Another issue when it comes to the incline leg press is where to place your feet. Altering feet position will result in more tension placed on different areas of the quads.
Having a wider position (feet placed far apart) will put emphasis on the inner quads whereas a narrow position (feet very close together) will place significant strain on the outer quad.
When squatting it is likely you’ll have slightly wider than shoulder width stance. Therefore, when it comes to the leg press a shoulder width and then a narrow feet position should be taken in order to focus on the remaining areas of the quad that need to be targeted.
Don’t forget about those hamstrings
Stiff legged deadlifts are an excellent way to target the hamstrings.
Unlike the conventional deadlift or Romanian deadlift; the stiff legged deadlift requires no bending of the knees.

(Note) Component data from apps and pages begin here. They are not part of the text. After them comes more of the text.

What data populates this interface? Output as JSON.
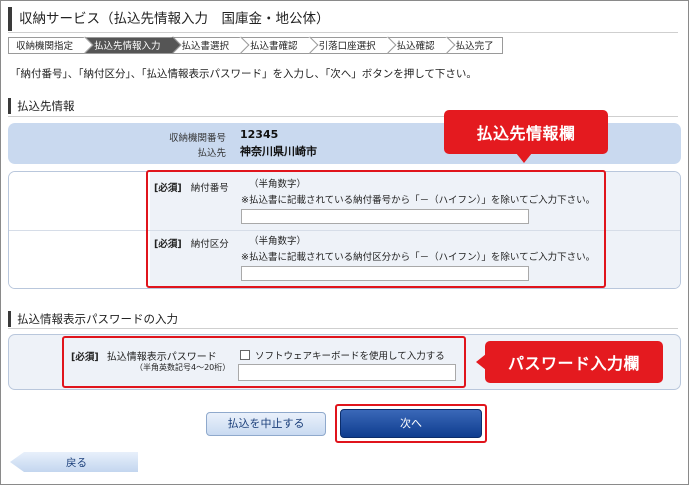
{
  "page": {
    "title": "収納サービス（払込先情報入力　国庫金・地公体）",
    "instruction": "「納付番号」、「納付区分」、「払込情報表示パスワード」を入力し、「次へ」ボタンを押して下さい。"
  },
  "steps": [
    {
      "label": "収納機関指定",
      "active": false
    },
    {
      "label": "払込先情報入力",
      "active": true
    },
    {
      "label": "払込書選択",
      "active": false
    },
    {
      "label": "払込書確認",
      "active": false
    },
    {
      "label": "引落口座選択",
      "active": false
    },
    {
      "label": "払込確認",
      "active": false
    },
    {
      "label": "払込完了",
      "active": false
    }
  ],
  "payee_section": {
    "heading": "払込先情報",
    "agency_number_label": "収納機関番号",
    "agency_number_value": "12345",
    "payee_label": "払込先",
    "payee_value": "神奈川県川崎市"
  },
  "form": {
    "payment_number": {
      "required": "[必須]",
      "label": "納付番号",
      "hint_type": "（半角数字）",
      "hint_text": "※払込書に記載されている納付番号から「－（ハイフン）」を除いてご入力下さい。",
      "value": ""
    },
    "payment_category": {
      "required": "[必須]",
      "label": "納付区分",
      "hint_type": "（半角数字）",
      "hint_text": "※払込書に記載されている納付区分から「－（ハイフン）」を除いてご入力下さい。",
      "value": ""
    }
  },
  "password_section": {
    "heading": "払込情報表示パスワードの入力",
    "required": "[必須]",
    "label": "払込情報表示パスワード",
    "sub_label": "（半角英数記号4～20桁）",
    "checkbox_label": "ソフトウェアキーボードを使用して入力する",
    "checkbox_checked": false,
    "value": ""
  },
  "callouts": {
    "payee_info": "払込先情報欄",
    "password": "パスワード入力欄"
  },
  "buttons": {
    "cancel": "払込を中止する",
    "next": "次へ",
    "back": "戻る"
  },
  "colors": {
    "accent_red": "#e41a1f",
    "next_button": "#0f3d8f",
    "payee_bg": "#c9d9ef"
  }
}
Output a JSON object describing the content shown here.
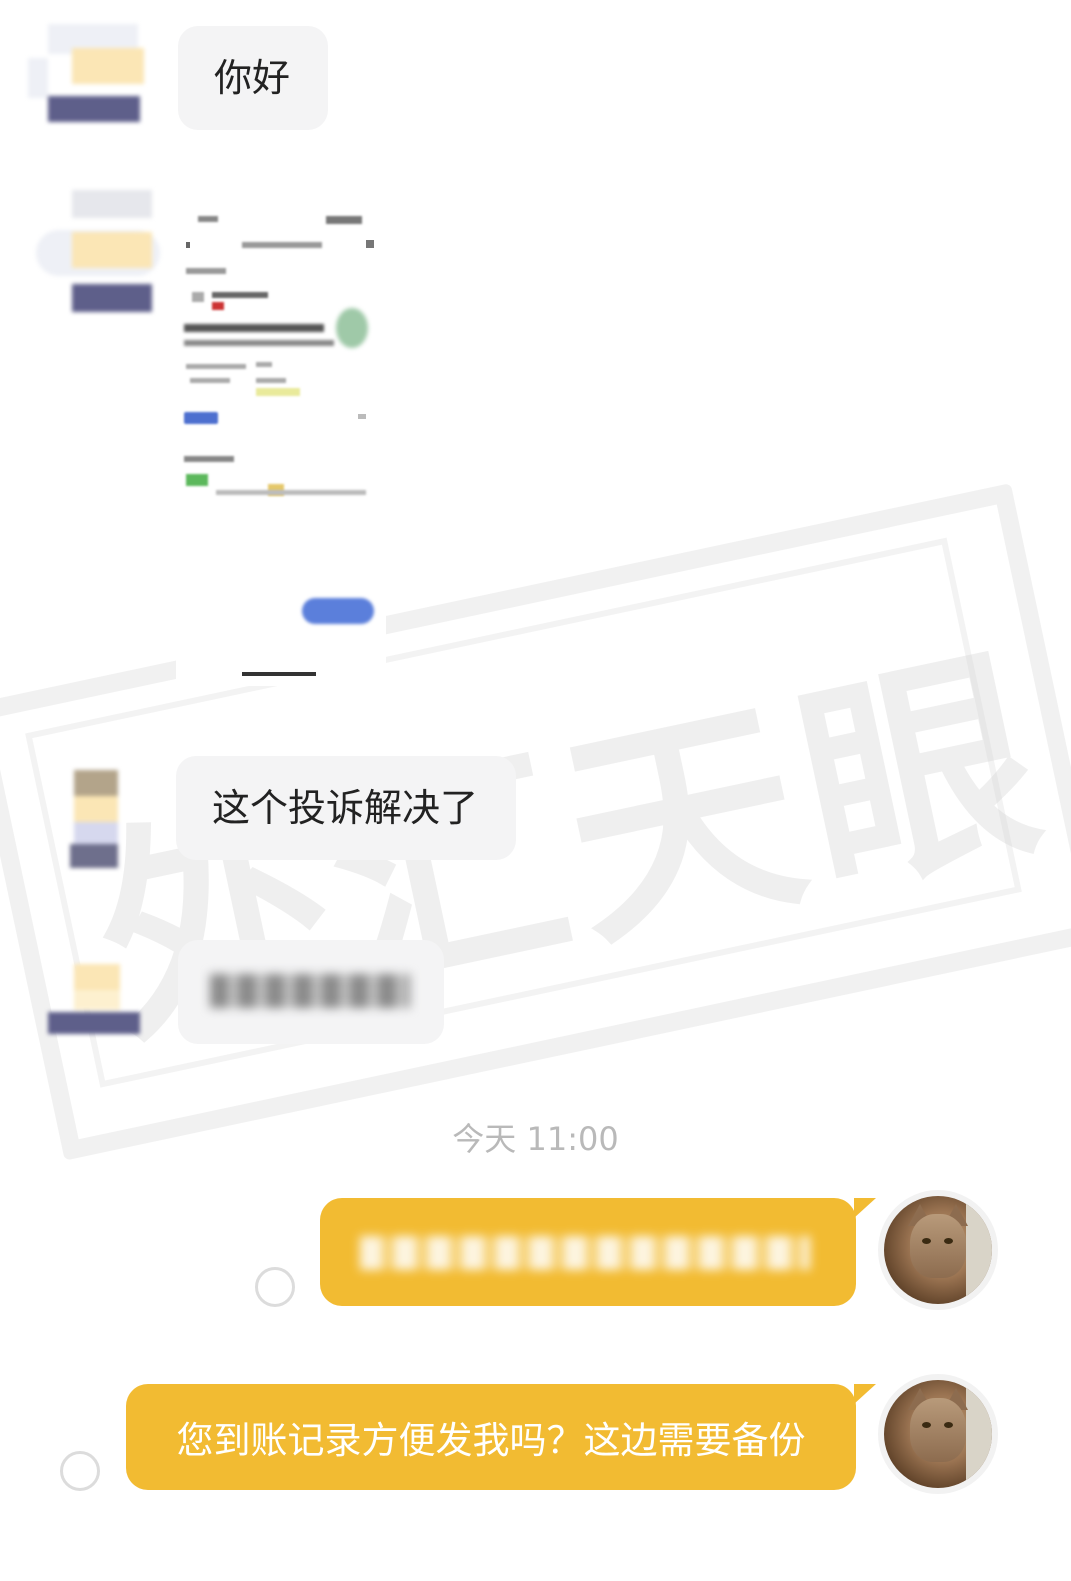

Lower the bar whilst keeping your legs straight and when you start to feel a stretch in your hamstrings drive through your heels and pull using your hamstrings and glutes to return to the starting position.
Don’t let the bar touch the floor when performing this exercise as it will relieve tension on the muscle groups in use.
Leg Extensions and Leg Curls
Consider leg extensions and leg curls the equivalent of training your biceps after back or triceps after chest.
They are the isolation movements to be done after the completion of compound movements (exercises that require the use of more than one joint e.g. Squat and Leg Press).
Many correlate leg extensions with knee pain but this will only occur if low reps are attempted.
Controlled sets of eight to twelve quality reps will not result in injury, pump a significant amount of blood to your legs and ensure the contraction of any missed muscle fibres in the quads and hamstrings.
The forgotten muscle group
The calf raise machine is often the dustiest machine in a gymnasium.
Admittedly, calves are one of the most difficult places to build mass and genetics play a huge factor in determining just how big they will grow but that should not detract you from training them properly.
Many use a weight plated calf raise machine, do standing calf raises or do a few sets at the bottom of the seated leg press.
However, the best calf contraction DESIblitz has found is on the incline leg press mentioned above.
Place your feet at the bottom of the machine, with just the balls of your feet and your toes remaining on the contraption and perform a calf raise; the stretch in the calf is like no other.
If following these steps doesn’t result in you hobbling out of the gym after leg day then you aren’t pushing yourself hard enough.